Seema is afraid to step out as neighbours ridicule her hair-loss since the attack. Her feet, neck, the skin on her back, all are gone. Without skin, she can tolerate neither hot sun nor slight chills. “I am in such a terrible condition. I go for desi cures (quacks) because I cannot afford hospital care.”
A 2013 Supreme Court ruling mandated that all hospitals provide free treatment to acid attack survivors, but state governments have been lax. Medical rehabilitation can cost up to Rs 15 lakh and most victims report being shunted from one hospital to another even for emergency care.
Varanasi acid attack
“Late medical attention can be the death-knell for acid victims, but many hospitals refuse to take them in,” says Mukul Varma, who works for ASFI (Acid Survivors Foundation of India) in the northern states. “The number of victims is increasing and we don’t fully understand why.”
Chandrahaas Mishra, an acid attack survivor, says, “An eye or an ear that could be saved if treated quickly is lost as hospitals condone delays.” He believes delays are the hospital system’s tactic to discourage victims from approaching them, as they resent providing free treatment. Mishra, Seema and 14 other survivors have now approached the UP courts with another PIL seeking compensation for the injured.

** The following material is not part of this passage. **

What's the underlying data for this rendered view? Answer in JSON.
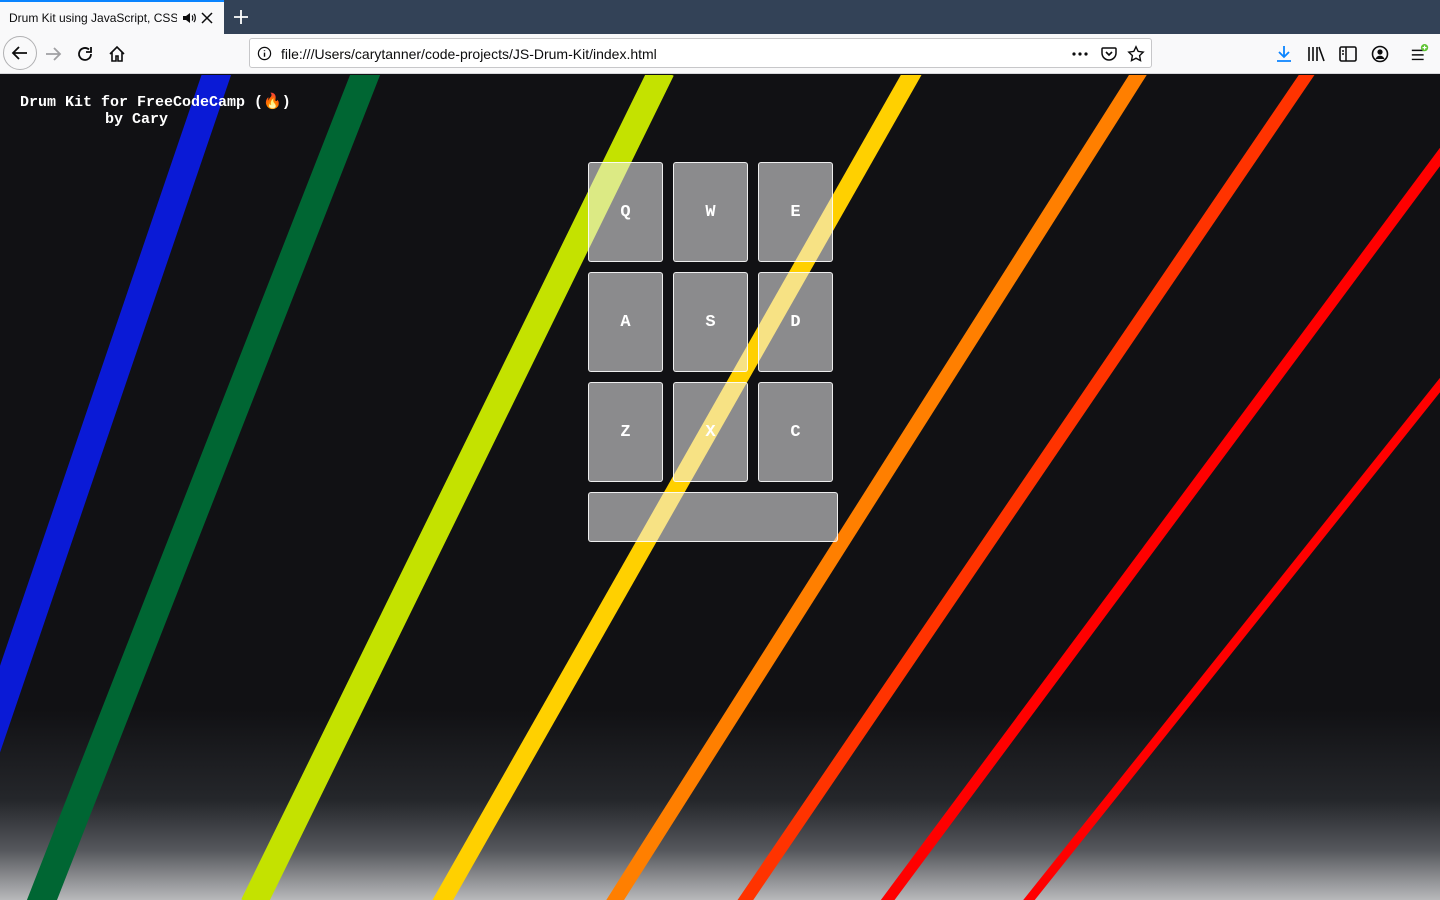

“We were good-looking once, but now society rejects us and refuses to look at us,” says Daulat Bi, a survivor who works with Human Rights Law Network in Mumbai. “The government should ensure free medical care and jobs.” The governments of Maharashtra and UP are yet to formally ask hospitals to provide free treatment.

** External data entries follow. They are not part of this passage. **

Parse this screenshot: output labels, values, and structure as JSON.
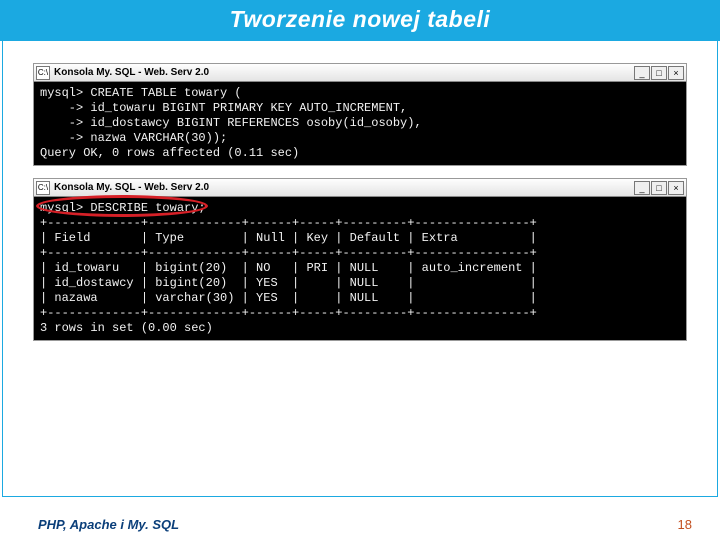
{
  "header": {
    "title": "Tworzenie nowej tabeli"
  },
  "consoles": {
    "window_title": "Konsola My. SQL - Web. Serv 2.0",
    "icon_label": "C:\\",
    "buttons": {
      "min": "_",
      "max": "□",
      "close": "×"
    }
  },
  "terminal1": {
    "l1": "mysql> CREATE TABLE towary (",
    "l2": "    -> id_towaru BIGINT PRIMARY KEY AUTO_INCREMENT,",
    "l3": "    -> id_dostawcy BIGINT REFERENCES osoby(id_osoby),",
    "l4": "    -> nazwa VARCHAR(30));",
    "l5": "Query OK, 0 rows affected (0.11 sec)",
    "l6": ""
  },
  "terminal2": {
    "l1": "mysql> DESCRIBE towary;",
    "l2": "+-------------+-------------+------+-----+---------+----------------+",
    "l3": "| Field       | Type        | Null | Key | Default | Extra          |",
    "l4": "+-------------+-------------+------+-----+---------+----------------+",
    "l5": "| id_towaru   | bigint(20)  | NO   | PRI | NULL    | auto_increment |",
    "l6": "| id_dostawcy | bigint(20)  | YES  |     | NULL    |                |",
    "l7": "| nazawa      | varchar(30) | YES  |     | NULL    |                |",
    "l8": "+-------------+-------------+------+-----+---------+----------------+",
    "l9": "3 rows in set (0.00 sec)",
    "l10": ""
  },
  "footer": {
    "left": "PHP, Apache i My. SQL",
    "right": "18"
  }
}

Some 30 per cent of the 100-odd women who have approached Daulat Bi for assistance were attacked by spurned ‘lovers’ keen on denying women the chance of finding another partner after rejecting them. The other attacks were over monetary or property disputes. “Those who cannot buy a gun, buy acid for Rs 20. Old men, women and even infants have been attacked with acid,” says Reshma Qureishi, who recently walked the ramp in the NY Fashion Week. “Walking the ramp was great. Even off the ramp, people looked me in the eyes, smiled and greeted me. Here, they either keep staring or they look away, grimacing.”

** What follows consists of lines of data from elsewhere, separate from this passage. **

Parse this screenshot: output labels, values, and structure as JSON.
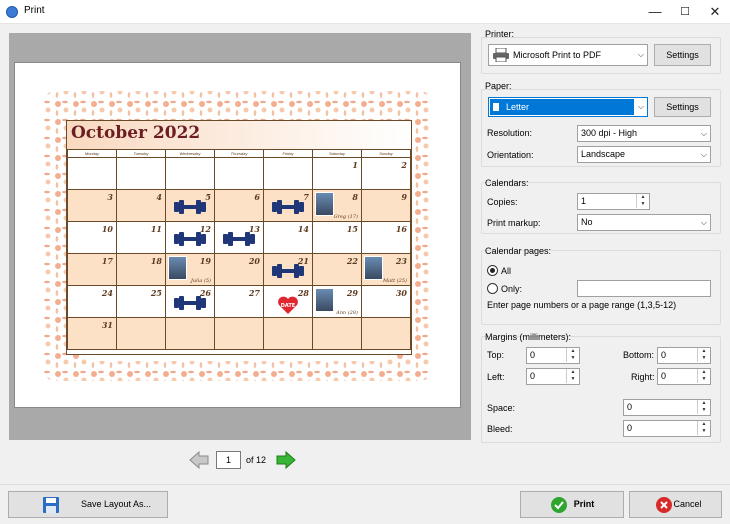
{
  "window": {
    "title": "Print",
    "minimize": "—",
    "maximize": "☐",
    "close": "✕"
  },
  "calendar": {
    "title": "October 2022",
    "weekdays": [
      "Monday",
      "Tuesday",
      "Wednesday",
      "Thursday",
      "Friday",
      "Saturday",
      "Sunday"
    ],
    "weeks": [
      [
        "",
        "",
        "",
        "",
        "",
        "1",
        "2"
      ],
      [
        "3",
        "4",
        "5",
        "6",
        "7",
        "8",
        "9"
      ],
      [
        "10",
        "11",
        "12",
        "13",
        "14",
        "15",
        "16"
      ],
      [
        "17",
        "18",
        "19",
        "20",
        "21",
        "22",
        "23"
      ],
      [
        "24",
        "25",
        "26",
        "27",
        "28",
        "29",
        "30"
      ],
      [
        "31",
        "",
        "",
        "",
        "",
        "",
        ""
      ]
    ],
    "photo_labels": {
      "greg": "Greg (17)",
      "julia": "Julia (5)",
      "matt": "Matt (25)",
      "ann": "Ann (28)"
    },
    "date_badge": "DATE"
  },
  "navigation": {
    "current_page": "1",
    "of_label": "of 12"
  },
  "printer": {
    "group_label": "Printer:",
    "selected": "Microsoft Print to PDF",
    "settings_label": "Settings"
  },
  "paper": {
    "group_label": "Paper:",
    "selected": "Letter",
    "settings_label": "Settings",
    "resolution_label": "Resolution:",
    "resolution_value": "300 dpi - High",
    "orientation_label": "Orientation:",
    "orientation_value": "Landscape"
  },
  "calendars": {
    "group_label": "Calendars:",
    "copies_label": "Copies:",
    "copies_value": "1",
    "markup_label": "Print markup:",
    "markup_value": "No"
  },
  "calendar_pages": {
    "group_label": "Calendar pages:",
    "all_label": "All",
    "only_label": "Only:",
    "hint": "Enter page numbers or a page range (1,3,5-12)"
  },
  "margins": {
    "group_label": "Margins (millimeters):",
    "top_label": "Top:",
    "top_value": "0",
    "bottom_label": "Bottom:",
    "bottom_value": "0",
    "left_label": "Left:",
    "left_value": "0",
    "right_label": "Right:",
    "right_value": "0",
    "space_label": "Space:",
    "space_value": "0",
    "bleed_label": "Bleed:",
    "bleed_value": "0"
  },
  "buttons": {
    "save_layout": "Save Layout As...",
    "print": "Print",
    "cancel": "Cancel"
  },
  "colors": {
    "accent": "#0078d7",
    "print_icon": "#2fa52f",
    "cancel_icon": "#d92a2a"
  }
}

Arti, also from Mumbai, was attacked with acid after refusing a marriage proposal from her landlady’s son. Soon after the rejection, she was stabbed twice—in two separate incidents—within two months. “I was terrified of going out, so my mother would take me to office and back,” she says. “I also concealed my face behind long scarves.” Once, when her mother was unwell and she went to work alone, she spotted Pintu, the landlady’s son, near her office. “That evening, I was attacked with acid at the train station,” she recalls. “I was, in a way, ready for the big attack. I wanted to know who had been attacking me and why.” The attack ruined half her face and arms, while her eyes are safe thanks to her scarves. Her treatment has cost Rs 20 lakh—for eight surgeries so far—and she cannot afford any more. The government has been denying her aid on the excuse that she was attacked before the 2013 amendments. Now that she has seen how life can turn upside down in an instant, she wants to become a lawyer and help other victims.